REQUIRED ACTION: Narrow the data below down to the lines containing "type".

════════════════

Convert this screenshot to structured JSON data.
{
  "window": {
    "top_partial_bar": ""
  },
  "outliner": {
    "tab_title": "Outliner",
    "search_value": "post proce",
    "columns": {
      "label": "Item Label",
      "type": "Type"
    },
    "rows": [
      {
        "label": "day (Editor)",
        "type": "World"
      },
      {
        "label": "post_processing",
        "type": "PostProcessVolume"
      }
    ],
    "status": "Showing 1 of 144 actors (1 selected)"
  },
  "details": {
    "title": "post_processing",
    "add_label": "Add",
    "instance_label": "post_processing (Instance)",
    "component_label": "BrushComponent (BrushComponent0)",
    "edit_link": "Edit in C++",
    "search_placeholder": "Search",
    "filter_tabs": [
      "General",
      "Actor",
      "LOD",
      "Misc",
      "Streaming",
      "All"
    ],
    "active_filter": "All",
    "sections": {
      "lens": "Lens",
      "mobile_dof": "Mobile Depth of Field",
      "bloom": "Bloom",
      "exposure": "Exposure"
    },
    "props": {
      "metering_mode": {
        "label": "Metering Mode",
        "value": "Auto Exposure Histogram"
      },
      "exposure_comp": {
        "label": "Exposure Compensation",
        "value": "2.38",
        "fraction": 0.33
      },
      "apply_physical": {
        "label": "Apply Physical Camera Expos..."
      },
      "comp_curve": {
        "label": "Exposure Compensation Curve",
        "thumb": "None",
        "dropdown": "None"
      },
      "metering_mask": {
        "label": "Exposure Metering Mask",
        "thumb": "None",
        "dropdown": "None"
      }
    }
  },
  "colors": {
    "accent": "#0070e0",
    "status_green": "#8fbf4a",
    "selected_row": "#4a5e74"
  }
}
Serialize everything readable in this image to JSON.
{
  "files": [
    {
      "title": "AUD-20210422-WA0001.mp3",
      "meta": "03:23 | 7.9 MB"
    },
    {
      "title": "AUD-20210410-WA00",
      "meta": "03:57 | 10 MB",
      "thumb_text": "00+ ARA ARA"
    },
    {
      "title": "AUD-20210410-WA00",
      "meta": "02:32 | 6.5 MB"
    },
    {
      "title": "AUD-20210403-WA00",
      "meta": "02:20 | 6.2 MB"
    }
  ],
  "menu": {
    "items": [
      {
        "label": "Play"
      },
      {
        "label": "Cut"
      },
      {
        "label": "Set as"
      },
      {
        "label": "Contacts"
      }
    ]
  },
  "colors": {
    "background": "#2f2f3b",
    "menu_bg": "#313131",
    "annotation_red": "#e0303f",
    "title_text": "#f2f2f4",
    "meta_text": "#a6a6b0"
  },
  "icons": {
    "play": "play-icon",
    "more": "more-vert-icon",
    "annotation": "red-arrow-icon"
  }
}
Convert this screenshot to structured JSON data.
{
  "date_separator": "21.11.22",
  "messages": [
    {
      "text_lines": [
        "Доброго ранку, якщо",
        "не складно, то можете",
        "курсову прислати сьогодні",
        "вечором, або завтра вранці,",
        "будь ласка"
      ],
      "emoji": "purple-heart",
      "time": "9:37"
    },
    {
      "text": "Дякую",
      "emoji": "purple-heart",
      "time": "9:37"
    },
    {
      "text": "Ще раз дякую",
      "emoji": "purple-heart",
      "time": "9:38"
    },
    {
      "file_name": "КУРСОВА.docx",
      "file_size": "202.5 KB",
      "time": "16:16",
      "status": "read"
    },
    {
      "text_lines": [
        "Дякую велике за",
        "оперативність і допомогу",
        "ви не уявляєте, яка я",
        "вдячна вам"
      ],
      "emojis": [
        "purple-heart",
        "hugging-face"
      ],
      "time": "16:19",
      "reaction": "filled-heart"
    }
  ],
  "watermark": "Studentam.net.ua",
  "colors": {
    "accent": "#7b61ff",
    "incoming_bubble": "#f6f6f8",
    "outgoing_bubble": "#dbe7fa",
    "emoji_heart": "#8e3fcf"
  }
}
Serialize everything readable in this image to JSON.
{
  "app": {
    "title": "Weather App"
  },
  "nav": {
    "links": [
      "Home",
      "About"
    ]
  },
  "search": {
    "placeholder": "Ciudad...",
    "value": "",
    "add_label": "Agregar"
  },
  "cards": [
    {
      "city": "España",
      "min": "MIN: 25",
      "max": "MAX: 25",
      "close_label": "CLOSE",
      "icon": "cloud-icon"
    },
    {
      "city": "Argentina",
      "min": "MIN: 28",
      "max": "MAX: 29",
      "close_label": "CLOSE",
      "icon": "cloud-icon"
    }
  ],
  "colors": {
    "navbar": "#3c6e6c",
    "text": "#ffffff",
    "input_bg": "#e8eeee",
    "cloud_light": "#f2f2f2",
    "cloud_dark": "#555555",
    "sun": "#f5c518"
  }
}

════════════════

ANSWER BELOW:
      "type": "Type"
        "type": "World"
        "type": "PostProcessVolume"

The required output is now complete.